In conclusion, OPTs based on single-crystal rubrene laminated onto PC61BM films show an average hole mobility in the dark of 4–5 cm2 V−1 s−1, and an EQE that reaches 52 000% under low power light irradiation (500 nm, 27 μW cm−2). Response over a wide spectral range (vis-NIR) with photosensitivity P as high as 4 × 104 is achieved by grasping the potential of both p- and n-type materials, whose primary excitons contribute to photocurrent build-up via electron and hole-transfer mechanisms, respectively. These characteristics show the potential of bilayer organic interfaces based on materials with contrasting structural phases (single-crystal vs. amorphous) to be used in high-quality optoelectronic applications.

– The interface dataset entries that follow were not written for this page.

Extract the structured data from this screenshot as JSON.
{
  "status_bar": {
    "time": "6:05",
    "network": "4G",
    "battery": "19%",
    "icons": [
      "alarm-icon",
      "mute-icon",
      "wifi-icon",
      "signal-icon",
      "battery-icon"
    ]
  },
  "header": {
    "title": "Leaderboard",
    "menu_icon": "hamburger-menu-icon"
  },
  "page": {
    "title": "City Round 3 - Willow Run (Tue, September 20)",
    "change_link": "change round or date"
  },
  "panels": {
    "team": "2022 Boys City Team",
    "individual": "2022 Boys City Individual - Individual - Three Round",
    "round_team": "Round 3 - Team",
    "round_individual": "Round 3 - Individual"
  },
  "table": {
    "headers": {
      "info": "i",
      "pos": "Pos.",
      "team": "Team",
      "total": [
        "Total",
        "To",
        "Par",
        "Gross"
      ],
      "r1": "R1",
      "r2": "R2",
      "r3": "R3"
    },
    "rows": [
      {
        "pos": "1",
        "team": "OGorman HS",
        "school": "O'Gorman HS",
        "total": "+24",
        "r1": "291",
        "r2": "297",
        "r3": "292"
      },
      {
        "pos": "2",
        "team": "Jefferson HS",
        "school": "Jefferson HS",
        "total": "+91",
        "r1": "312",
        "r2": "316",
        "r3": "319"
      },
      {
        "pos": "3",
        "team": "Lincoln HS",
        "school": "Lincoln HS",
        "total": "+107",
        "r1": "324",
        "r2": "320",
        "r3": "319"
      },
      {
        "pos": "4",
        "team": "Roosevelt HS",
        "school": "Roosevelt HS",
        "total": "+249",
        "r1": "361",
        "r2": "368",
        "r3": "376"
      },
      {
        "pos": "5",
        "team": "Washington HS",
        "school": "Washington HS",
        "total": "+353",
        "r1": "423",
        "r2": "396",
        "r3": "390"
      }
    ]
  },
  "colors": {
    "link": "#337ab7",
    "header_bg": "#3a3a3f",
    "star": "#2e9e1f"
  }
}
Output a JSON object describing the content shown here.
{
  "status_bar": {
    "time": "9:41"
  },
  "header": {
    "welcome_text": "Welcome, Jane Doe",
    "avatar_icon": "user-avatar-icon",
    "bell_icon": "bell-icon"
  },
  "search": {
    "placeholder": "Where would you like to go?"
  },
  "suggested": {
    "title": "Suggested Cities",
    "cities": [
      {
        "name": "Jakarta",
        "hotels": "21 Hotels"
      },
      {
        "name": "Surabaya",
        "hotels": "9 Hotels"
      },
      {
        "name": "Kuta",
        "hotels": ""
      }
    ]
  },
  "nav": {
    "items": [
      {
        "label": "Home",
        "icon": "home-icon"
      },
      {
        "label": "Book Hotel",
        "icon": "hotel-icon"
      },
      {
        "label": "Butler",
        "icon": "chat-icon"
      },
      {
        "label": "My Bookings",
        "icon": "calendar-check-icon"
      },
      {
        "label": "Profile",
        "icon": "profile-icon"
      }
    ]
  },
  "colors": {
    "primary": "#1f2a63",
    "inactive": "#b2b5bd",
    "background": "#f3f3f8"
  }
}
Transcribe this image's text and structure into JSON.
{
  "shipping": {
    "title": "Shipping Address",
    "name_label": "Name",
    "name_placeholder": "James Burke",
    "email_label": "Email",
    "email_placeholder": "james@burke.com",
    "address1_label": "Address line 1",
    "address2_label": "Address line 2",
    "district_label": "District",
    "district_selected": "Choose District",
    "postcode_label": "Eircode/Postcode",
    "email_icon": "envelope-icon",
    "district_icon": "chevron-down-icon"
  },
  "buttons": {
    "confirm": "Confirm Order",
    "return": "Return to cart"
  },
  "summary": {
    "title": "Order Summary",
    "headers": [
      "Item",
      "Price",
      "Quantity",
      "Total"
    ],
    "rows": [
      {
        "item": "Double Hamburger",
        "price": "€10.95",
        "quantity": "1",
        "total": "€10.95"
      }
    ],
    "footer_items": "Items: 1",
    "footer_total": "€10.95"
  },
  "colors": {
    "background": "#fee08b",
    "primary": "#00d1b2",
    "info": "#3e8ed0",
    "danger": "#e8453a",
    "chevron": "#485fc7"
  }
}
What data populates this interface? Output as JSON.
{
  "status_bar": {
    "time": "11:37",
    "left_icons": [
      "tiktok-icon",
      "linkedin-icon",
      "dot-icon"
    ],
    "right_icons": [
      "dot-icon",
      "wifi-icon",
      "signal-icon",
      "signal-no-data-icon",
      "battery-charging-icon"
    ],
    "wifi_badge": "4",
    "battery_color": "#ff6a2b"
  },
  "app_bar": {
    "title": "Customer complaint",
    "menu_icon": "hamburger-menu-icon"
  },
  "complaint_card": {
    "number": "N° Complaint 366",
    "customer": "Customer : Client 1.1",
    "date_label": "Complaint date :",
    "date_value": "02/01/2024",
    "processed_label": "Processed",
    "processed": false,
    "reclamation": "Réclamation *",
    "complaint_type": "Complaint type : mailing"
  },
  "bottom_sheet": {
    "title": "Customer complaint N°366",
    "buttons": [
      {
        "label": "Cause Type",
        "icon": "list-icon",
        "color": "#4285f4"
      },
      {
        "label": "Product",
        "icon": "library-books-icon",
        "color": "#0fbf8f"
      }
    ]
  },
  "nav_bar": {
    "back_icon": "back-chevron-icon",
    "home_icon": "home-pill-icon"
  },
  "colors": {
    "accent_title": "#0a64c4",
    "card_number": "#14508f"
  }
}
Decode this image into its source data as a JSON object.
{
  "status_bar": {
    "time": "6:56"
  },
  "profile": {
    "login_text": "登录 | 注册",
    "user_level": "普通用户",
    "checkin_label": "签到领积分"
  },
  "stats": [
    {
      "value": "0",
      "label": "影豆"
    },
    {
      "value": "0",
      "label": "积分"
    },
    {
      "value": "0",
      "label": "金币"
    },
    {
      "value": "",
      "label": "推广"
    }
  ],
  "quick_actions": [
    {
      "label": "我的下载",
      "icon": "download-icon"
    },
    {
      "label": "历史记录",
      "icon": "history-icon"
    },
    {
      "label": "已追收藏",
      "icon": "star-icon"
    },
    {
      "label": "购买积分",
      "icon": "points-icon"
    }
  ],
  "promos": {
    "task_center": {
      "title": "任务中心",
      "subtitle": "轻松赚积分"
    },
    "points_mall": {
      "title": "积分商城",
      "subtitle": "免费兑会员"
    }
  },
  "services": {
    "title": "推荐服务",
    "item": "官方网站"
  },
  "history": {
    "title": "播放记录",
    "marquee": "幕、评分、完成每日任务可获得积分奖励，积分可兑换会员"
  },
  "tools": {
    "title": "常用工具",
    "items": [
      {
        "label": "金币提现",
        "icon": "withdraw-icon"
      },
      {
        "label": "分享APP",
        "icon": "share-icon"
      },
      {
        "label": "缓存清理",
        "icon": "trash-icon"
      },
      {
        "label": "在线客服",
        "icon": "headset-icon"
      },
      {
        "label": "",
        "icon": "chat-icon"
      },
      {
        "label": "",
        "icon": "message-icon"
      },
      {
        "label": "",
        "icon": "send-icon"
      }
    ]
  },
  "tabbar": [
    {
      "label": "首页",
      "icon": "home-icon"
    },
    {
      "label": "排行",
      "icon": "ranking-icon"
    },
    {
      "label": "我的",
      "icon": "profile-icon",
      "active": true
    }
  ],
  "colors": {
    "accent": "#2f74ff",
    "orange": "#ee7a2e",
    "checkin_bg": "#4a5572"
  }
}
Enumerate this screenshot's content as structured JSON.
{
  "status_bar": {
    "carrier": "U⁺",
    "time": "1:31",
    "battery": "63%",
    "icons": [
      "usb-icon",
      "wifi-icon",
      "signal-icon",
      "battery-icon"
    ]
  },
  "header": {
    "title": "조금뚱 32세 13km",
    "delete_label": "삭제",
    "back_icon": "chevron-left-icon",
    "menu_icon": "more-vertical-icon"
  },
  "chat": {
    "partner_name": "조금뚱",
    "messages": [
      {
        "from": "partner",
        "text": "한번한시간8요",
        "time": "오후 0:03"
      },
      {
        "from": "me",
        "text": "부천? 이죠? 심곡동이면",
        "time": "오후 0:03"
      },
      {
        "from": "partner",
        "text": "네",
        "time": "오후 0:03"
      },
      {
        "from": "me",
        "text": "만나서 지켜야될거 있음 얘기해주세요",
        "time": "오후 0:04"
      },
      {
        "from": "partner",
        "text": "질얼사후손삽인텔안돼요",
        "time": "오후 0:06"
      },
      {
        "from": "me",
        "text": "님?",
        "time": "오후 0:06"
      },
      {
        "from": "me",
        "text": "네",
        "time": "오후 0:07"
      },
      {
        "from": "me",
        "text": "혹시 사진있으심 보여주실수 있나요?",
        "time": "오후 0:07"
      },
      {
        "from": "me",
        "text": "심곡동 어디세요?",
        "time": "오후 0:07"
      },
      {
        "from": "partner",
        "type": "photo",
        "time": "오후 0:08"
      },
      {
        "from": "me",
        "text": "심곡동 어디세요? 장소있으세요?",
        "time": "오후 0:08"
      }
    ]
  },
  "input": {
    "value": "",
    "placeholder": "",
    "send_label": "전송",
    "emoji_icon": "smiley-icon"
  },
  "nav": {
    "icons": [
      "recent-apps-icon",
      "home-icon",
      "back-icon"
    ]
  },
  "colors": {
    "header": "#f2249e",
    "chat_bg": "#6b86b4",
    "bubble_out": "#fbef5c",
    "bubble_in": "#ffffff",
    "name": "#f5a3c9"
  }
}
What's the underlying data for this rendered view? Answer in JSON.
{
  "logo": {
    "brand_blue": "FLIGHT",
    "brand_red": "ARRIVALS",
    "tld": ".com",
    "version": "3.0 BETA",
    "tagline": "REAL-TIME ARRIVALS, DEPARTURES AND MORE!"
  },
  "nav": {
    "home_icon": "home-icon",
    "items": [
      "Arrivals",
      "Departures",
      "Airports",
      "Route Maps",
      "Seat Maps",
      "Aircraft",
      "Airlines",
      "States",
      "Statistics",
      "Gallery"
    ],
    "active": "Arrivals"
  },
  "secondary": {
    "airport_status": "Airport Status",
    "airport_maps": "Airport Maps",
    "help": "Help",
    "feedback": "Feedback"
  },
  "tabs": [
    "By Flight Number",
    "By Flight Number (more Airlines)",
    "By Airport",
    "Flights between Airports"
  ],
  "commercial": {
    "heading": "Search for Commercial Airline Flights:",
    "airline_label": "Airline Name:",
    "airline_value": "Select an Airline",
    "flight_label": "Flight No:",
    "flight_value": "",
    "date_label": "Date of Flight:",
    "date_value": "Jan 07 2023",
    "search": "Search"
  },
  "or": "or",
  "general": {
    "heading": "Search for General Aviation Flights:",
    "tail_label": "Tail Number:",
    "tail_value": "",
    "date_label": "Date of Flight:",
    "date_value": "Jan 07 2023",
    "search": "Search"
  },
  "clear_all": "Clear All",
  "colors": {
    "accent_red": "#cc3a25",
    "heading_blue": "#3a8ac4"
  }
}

The authors acknowledge the financial support from Fundação para a Ciência e Tecnologia (FCT) through Contract Nos. SFRH/BPD/84820/2012, IF/01088/2014, and funding through the IN and CICECO Associated Laboratories. A.N. thanks EPSRC for grant EP/M001024/1. The authors thank A. Kholkin (CICECO) for characterizing the PCBM films.